**TASK DESCRIPTION:**
Your answer is to be the count alone: the number of lines in the data below where "this" appears.

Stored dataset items
—————
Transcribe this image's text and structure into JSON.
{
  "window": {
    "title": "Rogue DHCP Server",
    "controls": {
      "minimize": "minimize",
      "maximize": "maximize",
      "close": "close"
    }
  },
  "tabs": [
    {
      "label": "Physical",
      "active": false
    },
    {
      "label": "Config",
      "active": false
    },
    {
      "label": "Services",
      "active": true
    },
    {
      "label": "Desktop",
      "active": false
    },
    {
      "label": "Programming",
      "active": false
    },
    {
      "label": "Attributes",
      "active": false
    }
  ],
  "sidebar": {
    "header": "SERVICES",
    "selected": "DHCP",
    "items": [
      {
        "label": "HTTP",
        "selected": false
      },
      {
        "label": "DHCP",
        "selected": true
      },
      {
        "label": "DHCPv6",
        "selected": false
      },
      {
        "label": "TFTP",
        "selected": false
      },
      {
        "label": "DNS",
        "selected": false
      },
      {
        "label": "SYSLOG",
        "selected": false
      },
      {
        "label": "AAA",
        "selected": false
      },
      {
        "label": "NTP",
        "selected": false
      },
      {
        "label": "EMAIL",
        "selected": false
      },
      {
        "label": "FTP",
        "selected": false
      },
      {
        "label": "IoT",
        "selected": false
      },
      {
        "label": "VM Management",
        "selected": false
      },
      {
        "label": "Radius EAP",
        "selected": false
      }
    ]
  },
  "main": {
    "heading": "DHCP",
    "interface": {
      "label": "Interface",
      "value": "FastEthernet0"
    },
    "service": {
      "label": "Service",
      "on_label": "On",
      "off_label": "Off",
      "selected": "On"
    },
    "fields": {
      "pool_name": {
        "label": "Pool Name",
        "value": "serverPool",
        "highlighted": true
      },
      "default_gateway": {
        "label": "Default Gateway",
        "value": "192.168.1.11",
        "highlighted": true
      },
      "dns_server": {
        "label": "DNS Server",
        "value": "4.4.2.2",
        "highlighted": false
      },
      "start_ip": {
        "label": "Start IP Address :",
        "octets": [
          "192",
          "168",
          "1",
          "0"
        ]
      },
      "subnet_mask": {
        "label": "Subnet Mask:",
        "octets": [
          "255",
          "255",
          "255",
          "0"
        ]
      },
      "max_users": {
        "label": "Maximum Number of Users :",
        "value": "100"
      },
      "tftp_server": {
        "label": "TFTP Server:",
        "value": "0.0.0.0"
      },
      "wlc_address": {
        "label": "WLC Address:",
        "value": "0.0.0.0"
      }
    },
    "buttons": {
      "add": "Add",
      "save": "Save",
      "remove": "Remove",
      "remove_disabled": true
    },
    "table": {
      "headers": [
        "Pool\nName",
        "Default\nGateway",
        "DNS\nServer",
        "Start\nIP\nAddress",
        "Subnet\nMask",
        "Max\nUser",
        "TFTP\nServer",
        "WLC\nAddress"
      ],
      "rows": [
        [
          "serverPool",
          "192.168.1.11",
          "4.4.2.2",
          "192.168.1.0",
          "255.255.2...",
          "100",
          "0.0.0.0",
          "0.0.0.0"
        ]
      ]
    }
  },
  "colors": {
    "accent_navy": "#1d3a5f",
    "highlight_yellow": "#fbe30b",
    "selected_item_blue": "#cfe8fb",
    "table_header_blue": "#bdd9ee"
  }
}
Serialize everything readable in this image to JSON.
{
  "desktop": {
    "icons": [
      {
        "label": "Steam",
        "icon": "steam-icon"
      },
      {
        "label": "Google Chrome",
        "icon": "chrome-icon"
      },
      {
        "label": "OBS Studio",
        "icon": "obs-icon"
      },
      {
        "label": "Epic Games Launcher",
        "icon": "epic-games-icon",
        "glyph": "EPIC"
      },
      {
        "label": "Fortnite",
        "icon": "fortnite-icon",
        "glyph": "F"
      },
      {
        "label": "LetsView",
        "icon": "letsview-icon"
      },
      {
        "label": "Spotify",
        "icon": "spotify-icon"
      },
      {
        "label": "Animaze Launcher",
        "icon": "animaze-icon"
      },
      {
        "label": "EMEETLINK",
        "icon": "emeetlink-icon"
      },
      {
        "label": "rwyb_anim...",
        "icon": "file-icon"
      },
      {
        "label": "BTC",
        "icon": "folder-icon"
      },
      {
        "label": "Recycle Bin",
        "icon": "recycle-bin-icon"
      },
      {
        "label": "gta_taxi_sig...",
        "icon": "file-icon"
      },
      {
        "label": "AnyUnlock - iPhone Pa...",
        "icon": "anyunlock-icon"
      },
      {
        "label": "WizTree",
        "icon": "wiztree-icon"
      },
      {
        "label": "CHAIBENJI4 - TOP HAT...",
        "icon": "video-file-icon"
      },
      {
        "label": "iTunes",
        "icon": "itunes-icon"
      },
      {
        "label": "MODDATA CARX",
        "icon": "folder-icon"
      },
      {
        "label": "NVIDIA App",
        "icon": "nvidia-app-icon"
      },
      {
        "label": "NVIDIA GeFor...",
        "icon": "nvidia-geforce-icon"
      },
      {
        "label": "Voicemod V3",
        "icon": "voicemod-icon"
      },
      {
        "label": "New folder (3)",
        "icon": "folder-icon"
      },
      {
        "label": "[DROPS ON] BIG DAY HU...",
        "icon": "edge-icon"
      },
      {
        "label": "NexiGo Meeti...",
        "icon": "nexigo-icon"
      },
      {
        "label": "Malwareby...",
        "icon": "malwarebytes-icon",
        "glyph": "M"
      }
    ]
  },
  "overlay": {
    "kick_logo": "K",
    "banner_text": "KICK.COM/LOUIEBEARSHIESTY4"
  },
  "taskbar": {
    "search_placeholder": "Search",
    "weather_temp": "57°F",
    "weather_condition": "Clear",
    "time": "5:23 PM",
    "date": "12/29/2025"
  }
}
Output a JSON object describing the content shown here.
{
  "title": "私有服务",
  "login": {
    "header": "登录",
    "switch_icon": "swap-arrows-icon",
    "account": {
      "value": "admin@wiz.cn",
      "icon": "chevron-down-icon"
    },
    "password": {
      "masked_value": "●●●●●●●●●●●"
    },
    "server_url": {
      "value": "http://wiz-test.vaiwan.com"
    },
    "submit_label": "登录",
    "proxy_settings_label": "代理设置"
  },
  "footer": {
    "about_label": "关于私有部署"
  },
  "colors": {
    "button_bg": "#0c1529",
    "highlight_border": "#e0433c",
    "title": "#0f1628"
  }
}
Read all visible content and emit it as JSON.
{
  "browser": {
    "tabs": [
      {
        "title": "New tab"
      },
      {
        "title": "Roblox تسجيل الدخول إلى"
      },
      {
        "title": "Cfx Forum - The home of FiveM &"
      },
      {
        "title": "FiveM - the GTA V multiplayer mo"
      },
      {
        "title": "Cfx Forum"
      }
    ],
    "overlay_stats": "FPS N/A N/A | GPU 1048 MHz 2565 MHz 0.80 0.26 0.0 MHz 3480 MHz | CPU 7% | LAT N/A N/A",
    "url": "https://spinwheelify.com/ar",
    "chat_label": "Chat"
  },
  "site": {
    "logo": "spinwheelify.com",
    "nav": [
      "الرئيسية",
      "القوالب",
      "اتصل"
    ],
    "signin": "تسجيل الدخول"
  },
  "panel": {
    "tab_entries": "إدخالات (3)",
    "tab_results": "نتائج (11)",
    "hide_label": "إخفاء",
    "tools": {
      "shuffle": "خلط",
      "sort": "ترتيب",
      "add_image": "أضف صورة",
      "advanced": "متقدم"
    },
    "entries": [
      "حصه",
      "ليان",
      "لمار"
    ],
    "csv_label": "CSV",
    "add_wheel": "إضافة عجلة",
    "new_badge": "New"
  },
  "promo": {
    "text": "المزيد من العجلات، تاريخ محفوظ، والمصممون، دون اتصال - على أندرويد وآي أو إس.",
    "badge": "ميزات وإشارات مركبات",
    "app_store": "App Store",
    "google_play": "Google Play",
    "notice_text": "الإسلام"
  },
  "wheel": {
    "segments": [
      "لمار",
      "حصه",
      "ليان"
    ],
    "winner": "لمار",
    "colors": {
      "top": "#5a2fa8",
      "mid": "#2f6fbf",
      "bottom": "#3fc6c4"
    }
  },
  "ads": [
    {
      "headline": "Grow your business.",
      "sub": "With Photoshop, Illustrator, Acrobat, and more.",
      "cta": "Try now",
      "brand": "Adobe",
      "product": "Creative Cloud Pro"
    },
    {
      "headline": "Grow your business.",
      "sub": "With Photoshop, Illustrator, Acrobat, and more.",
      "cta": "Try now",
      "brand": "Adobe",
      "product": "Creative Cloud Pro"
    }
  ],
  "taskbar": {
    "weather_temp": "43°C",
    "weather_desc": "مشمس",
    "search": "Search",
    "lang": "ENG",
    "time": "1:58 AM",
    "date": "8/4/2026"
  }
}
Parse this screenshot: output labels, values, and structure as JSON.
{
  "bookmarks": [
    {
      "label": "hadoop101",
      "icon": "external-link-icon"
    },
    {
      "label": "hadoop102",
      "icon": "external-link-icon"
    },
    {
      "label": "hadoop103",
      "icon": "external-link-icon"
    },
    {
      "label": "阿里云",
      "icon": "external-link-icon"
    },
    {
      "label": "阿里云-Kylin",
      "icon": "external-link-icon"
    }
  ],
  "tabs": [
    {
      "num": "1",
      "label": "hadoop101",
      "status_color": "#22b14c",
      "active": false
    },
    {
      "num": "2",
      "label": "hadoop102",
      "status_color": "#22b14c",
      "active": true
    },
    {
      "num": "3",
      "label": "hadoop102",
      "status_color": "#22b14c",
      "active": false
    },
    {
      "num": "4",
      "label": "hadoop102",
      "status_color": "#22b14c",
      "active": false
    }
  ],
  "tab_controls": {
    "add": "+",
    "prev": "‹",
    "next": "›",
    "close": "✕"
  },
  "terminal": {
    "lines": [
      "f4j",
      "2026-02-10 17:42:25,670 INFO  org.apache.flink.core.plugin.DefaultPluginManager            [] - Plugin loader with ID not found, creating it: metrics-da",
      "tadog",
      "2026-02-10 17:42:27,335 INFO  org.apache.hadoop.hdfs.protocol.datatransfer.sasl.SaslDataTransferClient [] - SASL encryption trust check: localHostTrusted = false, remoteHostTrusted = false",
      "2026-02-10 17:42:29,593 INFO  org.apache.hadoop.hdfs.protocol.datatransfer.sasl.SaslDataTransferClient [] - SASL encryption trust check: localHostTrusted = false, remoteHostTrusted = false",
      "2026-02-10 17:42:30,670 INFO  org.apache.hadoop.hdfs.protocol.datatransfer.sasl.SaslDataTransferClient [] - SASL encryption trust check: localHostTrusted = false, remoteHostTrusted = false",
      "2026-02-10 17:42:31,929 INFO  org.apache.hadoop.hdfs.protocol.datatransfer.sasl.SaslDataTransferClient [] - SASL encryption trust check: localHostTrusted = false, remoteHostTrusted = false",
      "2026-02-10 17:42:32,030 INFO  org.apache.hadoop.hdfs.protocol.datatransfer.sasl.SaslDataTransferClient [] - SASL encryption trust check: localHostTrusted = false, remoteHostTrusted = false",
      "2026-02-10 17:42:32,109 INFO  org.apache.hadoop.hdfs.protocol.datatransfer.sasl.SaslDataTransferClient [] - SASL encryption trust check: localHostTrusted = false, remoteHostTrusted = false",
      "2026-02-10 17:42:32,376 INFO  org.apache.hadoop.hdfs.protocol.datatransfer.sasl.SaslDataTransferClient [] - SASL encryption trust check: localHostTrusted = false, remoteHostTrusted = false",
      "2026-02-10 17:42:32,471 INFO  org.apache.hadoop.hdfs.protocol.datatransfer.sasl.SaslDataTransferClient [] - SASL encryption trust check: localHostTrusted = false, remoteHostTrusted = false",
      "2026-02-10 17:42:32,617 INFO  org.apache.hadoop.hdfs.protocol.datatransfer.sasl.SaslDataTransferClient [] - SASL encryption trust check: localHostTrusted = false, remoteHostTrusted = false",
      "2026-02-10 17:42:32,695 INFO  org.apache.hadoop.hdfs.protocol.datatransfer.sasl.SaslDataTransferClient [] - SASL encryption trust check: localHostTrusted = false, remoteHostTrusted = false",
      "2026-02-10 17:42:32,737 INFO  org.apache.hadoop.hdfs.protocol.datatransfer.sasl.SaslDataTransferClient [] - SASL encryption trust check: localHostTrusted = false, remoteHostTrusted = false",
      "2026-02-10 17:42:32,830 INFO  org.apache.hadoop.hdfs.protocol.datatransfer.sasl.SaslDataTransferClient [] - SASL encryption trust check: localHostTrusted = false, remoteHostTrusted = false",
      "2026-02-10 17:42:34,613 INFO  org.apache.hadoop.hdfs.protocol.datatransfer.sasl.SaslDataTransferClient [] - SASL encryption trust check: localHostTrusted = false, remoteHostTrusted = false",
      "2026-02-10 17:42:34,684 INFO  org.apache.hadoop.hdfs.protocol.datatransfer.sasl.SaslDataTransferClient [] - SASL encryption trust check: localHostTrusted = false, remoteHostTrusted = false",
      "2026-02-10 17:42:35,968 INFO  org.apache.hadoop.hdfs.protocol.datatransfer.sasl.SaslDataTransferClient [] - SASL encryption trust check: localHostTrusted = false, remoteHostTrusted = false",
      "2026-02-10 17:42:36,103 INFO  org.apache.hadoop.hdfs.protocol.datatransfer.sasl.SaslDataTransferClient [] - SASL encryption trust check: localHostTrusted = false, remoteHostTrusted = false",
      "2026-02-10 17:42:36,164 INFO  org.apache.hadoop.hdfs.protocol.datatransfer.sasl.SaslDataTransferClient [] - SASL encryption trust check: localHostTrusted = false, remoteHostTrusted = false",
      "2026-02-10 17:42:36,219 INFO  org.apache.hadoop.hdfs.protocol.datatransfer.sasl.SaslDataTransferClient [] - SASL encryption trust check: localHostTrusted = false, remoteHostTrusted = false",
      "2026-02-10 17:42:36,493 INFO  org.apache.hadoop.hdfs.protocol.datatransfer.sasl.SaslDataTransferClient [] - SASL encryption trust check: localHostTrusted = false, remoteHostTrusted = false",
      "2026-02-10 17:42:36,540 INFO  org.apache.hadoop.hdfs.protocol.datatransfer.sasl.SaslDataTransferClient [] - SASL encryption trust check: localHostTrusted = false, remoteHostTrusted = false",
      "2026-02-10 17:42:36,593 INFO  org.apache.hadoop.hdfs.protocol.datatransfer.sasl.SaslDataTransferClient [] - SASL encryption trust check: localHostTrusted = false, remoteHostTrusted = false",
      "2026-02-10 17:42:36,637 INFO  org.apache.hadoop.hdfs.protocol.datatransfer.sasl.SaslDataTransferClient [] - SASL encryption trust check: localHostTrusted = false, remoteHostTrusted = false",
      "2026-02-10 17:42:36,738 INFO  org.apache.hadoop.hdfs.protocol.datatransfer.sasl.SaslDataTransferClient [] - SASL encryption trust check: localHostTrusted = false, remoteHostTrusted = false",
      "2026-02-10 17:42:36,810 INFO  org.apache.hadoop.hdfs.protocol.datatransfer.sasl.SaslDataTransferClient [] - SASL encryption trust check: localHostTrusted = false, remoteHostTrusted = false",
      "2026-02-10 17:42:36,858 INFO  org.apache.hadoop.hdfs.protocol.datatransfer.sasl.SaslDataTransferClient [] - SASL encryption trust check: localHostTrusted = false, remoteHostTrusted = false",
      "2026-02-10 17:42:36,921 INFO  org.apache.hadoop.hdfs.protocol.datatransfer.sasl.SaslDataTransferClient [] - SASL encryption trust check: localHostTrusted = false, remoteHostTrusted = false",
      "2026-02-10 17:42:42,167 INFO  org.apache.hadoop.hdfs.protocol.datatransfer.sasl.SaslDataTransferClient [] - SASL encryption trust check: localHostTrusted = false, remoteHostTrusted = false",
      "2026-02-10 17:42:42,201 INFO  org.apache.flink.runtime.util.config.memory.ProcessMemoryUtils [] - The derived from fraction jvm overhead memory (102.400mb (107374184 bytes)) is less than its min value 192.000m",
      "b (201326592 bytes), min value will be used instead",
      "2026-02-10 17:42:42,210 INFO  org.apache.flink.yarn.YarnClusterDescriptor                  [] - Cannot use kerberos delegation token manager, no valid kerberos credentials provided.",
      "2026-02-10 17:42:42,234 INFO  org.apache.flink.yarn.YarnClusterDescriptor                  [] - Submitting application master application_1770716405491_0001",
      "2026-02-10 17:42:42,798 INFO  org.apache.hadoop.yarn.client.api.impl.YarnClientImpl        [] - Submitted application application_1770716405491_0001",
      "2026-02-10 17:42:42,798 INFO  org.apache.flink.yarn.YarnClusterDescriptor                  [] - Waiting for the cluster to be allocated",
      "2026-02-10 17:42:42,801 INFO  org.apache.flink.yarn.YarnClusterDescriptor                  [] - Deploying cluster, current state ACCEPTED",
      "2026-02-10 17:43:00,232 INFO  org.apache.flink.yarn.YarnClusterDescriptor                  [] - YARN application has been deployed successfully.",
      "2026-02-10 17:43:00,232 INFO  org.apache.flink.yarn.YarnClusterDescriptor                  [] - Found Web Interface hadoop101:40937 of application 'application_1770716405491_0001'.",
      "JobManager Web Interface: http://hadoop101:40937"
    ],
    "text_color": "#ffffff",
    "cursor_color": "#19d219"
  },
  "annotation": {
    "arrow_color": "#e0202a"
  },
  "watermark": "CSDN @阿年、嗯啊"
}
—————
**RESPONSE AREA:**
3